── Provided entries

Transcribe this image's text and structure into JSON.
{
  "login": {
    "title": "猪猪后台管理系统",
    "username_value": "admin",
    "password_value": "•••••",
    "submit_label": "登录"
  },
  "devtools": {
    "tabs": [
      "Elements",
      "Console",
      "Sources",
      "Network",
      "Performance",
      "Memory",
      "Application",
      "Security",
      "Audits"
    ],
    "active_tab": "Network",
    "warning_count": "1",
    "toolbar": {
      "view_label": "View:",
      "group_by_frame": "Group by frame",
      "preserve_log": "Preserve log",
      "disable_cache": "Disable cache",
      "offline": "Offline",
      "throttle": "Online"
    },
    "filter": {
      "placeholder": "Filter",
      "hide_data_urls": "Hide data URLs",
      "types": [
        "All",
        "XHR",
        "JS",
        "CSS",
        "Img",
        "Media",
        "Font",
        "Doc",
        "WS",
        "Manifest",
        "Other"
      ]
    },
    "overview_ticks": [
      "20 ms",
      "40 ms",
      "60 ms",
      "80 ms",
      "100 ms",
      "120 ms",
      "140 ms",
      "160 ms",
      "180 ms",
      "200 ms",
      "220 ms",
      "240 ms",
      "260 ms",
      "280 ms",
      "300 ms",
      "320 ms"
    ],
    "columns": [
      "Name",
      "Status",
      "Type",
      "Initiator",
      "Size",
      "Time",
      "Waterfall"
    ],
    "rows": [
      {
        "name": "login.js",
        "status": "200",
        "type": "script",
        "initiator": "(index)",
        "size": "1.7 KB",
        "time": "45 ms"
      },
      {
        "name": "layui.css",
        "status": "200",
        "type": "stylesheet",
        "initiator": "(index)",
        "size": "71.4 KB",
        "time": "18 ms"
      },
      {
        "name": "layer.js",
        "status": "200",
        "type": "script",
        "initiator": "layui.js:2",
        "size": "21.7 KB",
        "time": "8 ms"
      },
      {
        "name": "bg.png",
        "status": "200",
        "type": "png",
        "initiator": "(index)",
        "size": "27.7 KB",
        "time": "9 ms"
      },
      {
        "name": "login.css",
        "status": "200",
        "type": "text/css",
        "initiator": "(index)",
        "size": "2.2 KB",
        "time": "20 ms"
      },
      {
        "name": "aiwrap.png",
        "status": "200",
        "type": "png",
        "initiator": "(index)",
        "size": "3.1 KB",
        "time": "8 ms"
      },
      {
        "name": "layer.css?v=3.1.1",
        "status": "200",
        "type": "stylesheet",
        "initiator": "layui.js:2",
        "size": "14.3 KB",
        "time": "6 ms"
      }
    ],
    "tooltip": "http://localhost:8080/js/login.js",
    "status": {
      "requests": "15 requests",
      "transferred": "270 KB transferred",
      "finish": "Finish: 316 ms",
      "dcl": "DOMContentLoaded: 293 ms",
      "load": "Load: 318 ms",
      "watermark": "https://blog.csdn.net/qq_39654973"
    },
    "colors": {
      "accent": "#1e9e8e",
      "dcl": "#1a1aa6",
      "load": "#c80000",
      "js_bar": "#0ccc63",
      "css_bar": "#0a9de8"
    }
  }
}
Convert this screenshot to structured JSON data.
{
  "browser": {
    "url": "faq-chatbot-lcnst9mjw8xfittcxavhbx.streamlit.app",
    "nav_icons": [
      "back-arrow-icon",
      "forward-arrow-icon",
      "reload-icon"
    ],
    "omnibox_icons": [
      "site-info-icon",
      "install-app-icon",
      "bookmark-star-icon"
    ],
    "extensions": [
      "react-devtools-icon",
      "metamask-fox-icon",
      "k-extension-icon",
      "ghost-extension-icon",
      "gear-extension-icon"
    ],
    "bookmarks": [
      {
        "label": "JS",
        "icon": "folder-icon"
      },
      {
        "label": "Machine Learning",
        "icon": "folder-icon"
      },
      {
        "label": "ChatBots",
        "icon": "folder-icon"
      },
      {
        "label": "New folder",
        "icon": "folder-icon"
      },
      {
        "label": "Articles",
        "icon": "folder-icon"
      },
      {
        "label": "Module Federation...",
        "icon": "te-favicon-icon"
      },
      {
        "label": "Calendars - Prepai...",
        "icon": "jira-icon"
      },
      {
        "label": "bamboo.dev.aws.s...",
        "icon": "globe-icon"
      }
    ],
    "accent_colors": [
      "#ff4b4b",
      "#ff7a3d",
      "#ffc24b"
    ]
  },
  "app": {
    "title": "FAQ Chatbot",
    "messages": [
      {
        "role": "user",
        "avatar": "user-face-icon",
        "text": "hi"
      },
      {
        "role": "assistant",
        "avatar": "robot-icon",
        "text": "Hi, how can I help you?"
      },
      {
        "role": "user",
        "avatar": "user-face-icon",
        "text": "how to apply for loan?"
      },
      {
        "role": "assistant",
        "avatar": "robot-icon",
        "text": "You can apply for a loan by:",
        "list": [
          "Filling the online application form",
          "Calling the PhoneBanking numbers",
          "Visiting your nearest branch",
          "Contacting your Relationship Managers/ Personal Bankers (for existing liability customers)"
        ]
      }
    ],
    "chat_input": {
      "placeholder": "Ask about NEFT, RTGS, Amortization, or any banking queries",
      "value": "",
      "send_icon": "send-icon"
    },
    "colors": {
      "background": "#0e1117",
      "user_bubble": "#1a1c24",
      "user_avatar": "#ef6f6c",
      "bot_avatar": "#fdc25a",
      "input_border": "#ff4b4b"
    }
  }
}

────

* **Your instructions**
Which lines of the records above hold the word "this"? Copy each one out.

* **Written solution**
Transcribe this image's text and structure into JSON.
Convert this screenshot to structured JSON data.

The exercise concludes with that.